*** Exercise materials ***
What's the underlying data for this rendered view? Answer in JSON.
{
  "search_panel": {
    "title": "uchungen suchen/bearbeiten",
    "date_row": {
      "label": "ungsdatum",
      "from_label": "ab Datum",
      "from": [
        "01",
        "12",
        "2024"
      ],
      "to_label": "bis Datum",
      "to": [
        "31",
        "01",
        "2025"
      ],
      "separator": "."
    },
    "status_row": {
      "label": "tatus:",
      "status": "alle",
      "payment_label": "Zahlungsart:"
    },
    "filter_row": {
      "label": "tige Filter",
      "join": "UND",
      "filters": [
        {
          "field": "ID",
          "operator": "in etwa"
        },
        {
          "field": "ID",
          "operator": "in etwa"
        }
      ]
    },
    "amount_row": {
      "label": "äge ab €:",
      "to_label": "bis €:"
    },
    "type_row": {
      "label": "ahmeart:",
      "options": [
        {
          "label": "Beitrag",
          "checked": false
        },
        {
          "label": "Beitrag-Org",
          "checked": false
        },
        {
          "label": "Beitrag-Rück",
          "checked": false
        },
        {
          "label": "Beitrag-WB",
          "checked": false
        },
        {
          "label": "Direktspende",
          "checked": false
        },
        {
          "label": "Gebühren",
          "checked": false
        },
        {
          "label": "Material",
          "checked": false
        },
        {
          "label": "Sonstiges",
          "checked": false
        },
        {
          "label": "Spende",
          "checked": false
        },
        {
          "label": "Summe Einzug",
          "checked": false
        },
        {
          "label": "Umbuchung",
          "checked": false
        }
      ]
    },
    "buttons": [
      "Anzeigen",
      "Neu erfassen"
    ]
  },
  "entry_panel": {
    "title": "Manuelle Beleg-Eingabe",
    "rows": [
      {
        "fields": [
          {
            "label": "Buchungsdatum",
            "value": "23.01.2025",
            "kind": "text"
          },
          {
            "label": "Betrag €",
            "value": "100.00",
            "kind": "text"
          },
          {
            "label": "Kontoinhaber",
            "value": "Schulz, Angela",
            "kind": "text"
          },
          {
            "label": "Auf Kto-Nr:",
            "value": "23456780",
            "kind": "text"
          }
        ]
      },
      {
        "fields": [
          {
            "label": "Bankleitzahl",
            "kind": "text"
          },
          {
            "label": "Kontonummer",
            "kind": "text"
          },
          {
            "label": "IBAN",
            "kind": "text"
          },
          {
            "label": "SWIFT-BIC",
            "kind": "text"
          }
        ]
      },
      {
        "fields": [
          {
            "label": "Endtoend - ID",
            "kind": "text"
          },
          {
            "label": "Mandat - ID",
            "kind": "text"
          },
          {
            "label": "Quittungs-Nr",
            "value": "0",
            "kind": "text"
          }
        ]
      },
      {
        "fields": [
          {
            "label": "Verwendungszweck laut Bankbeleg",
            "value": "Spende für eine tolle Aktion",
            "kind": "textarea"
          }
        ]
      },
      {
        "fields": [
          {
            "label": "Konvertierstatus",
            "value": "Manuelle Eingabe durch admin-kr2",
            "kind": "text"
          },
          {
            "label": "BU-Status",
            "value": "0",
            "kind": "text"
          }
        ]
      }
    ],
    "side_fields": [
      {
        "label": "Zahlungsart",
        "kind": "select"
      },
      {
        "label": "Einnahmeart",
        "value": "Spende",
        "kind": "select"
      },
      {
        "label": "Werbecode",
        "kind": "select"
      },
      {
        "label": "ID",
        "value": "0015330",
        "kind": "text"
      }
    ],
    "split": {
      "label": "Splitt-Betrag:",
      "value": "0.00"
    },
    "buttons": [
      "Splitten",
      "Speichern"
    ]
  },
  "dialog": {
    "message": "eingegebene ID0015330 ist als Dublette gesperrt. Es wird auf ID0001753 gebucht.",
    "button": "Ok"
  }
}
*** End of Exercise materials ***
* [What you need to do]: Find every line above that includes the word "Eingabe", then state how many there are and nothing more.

* [Task output]: 2